We would like to consider the relationship of the types of the points on the evolutoid of a mixed-type curve and the types of the points . By Theorem 7, the following proposition can be obtained.

Proposition 8. *Let be a regular mixed-type curve without inflection points in , is the evolutoid of .
*(1)*Take the arc-length parameter , and suppose that is a non-lightlike point; then,
(i) when the -transform is on and , then, is spacelike (resp., timelike) if and only if is spacelike (resp., timelike);(ii)when the -transform is on and , then, is timelike (resp., spacelike) if and only if is spacelike (resp., timelike).*(2)

*Suppose that is a lighlike point; then,*(i)

*when the -transform is on ,*(a)

*if , , and , then is lightlike;*(b)

*if , , and , then is lightlike;*(ii)

*when the -transform is on , is always lightlike.*

#### 4. Examples

We would like to present the characteristics of the evolutoids of the regular mixed-type curves without inflections by the following two examples.

*Example 9. *Let , be a regular mixed-type curve without inflections.

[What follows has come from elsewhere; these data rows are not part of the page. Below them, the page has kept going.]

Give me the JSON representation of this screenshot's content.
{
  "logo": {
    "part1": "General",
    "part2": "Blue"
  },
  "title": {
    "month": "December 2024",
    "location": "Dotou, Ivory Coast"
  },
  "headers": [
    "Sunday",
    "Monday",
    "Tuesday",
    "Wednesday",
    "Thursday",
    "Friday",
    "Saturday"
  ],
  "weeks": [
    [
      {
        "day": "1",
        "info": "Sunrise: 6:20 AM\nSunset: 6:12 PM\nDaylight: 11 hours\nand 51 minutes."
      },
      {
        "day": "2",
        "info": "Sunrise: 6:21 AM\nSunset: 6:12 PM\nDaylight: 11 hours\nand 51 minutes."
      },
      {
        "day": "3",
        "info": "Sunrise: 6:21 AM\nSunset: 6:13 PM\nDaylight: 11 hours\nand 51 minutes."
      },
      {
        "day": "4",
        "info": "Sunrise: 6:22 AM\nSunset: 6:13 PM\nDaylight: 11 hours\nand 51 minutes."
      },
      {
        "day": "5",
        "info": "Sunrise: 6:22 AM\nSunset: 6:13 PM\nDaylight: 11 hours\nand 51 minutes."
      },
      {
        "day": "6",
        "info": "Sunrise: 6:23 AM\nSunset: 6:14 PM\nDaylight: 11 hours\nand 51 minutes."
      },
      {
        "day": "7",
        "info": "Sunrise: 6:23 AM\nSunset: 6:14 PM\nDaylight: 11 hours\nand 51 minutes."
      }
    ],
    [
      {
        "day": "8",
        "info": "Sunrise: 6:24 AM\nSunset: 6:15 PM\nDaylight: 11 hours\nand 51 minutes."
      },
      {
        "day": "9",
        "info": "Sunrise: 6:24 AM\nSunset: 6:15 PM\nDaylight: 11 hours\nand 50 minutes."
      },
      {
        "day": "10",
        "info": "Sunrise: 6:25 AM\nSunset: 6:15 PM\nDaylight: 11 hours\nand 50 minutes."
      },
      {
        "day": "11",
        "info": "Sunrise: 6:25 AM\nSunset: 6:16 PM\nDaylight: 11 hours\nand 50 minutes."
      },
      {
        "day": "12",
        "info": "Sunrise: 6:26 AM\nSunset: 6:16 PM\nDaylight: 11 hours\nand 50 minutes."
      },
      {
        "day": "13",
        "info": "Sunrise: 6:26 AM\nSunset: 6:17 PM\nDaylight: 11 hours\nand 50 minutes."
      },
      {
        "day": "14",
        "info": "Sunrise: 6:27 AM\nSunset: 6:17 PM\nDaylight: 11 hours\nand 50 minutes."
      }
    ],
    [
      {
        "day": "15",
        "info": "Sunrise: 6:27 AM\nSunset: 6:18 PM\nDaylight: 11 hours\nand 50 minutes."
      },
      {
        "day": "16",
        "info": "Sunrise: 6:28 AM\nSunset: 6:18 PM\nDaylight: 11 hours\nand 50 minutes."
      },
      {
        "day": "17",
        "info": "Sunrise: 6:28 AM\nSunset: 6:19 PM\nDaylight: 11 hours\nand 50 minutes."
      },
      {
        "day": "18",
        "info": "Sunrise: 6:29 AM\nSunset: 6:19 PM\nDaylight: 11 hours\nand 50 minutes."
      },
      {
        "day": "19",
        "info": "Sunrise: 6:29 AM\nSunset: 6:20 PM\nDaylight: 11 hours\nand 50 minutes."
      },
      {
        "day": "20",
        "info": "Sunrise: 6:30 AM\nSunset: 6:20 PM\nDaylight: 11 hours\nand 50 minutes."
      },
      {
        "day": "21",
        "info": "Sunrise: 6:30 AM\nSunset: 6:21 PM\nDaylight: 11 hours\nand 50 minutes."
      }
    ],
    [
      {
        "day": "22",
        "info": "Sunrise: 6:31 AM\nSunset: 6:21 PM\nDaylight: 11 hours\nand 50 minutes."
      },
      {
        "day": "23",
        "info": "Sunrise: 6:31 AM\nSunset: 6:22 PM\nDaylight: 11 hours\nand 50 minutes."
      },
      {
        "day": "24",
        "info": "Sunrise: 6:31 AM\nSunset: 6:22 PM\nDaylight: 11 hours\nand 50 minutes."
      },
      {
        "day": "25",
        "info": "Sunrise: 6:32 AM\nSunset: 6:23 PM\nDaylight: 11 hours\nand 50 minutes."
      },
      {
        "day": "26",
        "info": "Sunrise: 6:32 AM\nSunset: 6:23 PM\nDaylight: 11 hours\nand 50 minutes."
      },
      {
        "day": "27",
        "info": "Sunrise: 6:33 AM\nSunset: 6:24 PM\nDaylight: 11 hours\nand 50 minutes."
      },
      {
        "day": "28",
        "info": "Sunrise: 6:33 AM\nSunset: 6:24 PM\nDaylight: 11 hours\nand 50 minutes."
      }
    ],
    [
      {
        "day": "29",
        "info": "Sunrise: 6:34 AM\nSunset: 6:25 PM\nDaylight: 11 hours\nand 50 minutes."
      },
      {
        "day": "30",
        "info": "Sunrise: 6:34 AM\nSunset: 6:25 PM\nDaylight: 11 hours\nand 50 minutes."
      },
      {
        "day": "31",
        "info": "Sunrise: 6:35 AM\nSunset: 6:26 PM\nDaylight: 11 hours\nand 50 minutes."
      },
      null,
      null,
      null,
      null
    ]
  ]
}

See the blue curve in Figure 1.

We can get that the evolute of is

See the orange dashed curve in Figure 1.

If the -transform is on and , the evolutoid of is

See the red dashed curve in Figure 1.

If the -transform is on and , the evolutoid of is

When , is a lightlike point, and is a singular point. See the green curve in Figure 1.

*Example 10. *Let , be a regular mixed-type curve without inflections. See the blue curve in Figure 2.

We can get that the evolute of is

See the orange dashed curve in Figure 2.

If the -transform is on and , the evolutoid of is

See the red dashed curve in Figure 2.

If the -transform is on and , the evolutoid of is

When or , is a lightlike point, and is a singular point. See the green curve in Figure 2.

#### Data Availability

The data used to support the findings of this study are included within the article.

#### Conflicts of Interest

The authors declare that there are no conflicts of interests in this work.

#### Acknowledgments

This research was funded by the National Natural Science Foundation of China (grant number 11671070).